How To Teleconference Without Going Viral
The viral video of Professor Robert Kelly’s children interrupting his live interview on the BBC was impossible to miss last weekend and for good reason. It caused everyone who’s ever participated in a teleconference to sigh with relief that our own mishaps and near-misses were not watched by 7 million people.
I’ve worked with teams across the region for several years, so I regard myself as somewhat of a teleconferencing veteran. And still, I’ve had those moments, such as my first virtual meeting with the entire Spectrum team. It included the unexpected appearance of one very hungry 8-month-old and one bleary-eyed preschooler.
A quick peek on the internet will reveal that hiding in our cars and bathrooms to take important calls is becoming the new normal. Most likely, things are only going to get worse. A study by Strategy Analytics predicts that by 2022, 1.87 billion people or 42.5 per cent of the global workforce will consist of mobile employees. It goes without saying that the increase in flexible work arrangements coupled with changing attitudes and better technology will continue to blur the lines between our private and professional lives.

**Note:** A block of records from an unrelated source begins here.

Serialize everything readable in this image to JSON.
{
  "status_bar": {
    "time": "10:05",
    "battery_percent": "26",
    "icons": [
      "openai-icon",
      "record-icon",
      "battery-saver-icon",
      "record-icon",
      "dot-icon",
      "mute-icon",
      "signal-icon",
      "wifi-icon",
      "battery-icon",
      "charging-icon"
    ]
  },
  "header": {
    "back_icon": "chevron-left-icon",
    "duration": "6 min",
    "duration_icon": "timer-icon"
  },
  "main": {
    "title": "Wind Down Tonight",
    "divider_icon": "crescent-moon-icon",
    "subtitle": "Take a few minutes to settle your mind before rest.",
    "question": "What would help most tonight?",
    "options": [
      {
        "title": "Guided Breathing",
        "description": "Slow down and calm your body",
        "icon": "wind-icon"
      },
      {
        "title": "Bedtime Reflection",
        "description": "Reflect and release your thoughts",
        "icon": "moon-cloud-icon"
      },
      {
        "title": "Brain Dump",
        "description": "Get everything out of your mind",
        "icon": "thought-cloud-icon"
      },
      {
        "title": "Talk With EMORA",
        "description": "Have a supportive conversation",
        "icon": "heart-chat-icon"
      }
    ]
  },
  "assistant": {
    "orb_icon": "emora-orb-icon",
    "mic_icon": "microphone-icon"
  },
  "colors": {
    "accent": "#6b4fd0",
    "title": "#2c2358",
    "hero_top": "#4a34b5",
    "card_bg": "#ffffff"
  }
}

Thankfully, my colleagues on that fateful day reacted with understanding and sympathy, and I am pleased to report that I still have a job. However, if you’re worried about finding yourself in the same boat, here are some etiquette tips worth noting:
This might sound obvious, but you wouldn’t believe the number of times I’ve prepped for a call and considered wearing pyjama pants paired with a work top. Avoid the temptation to go full newsreader and only dress the top half, because you never know when you’ll need to get up to whisk a child away from your computer. If the call is audio-only, by all means, wear what you like.
Charge your phone or computer batteries. There is nothing worse than missing important information because your batteries have decided to call it a day in the middle of someone else’s presentation. (Or worse, yours!)
Watch the clock
Because your call may span a few time zones, be mindful that some participants are dialling in outside of normal working hours. If you’re the host of a call, wait a maximum of 5 minutes as a courtesy for late arrivals to the teleconference and keep to your allocated time.
I’ve taken calls from unconventional locations like my children’s daycare centre, the subway and even a playground. As much as we try to be as prepared as possible, there are some things that are simply beyond our control. If you expect to hear a crying baby or barking dog, for example, make sure to warn others of potential distractions. They generally make for a great ice-breaker and lighten the overall mood of the call.
Roll with it
If all else fails, just go with the flow. When my children gatecrashed my own call, I scooped one up onto my lap and let the other say “Hi”. That move alone satiated their curiosity enough to let me finish the rest of the call in peace. It also helped that they were cute and could get away with it.
There you have it. While the list above is by no means exhaustive, I reckon it’s a good starting point to have others swooning in admiration over your teleconferencing game.
Have your own tale of a teleconference that turned into a disaster to share? We’d love to hear from you in the comments below.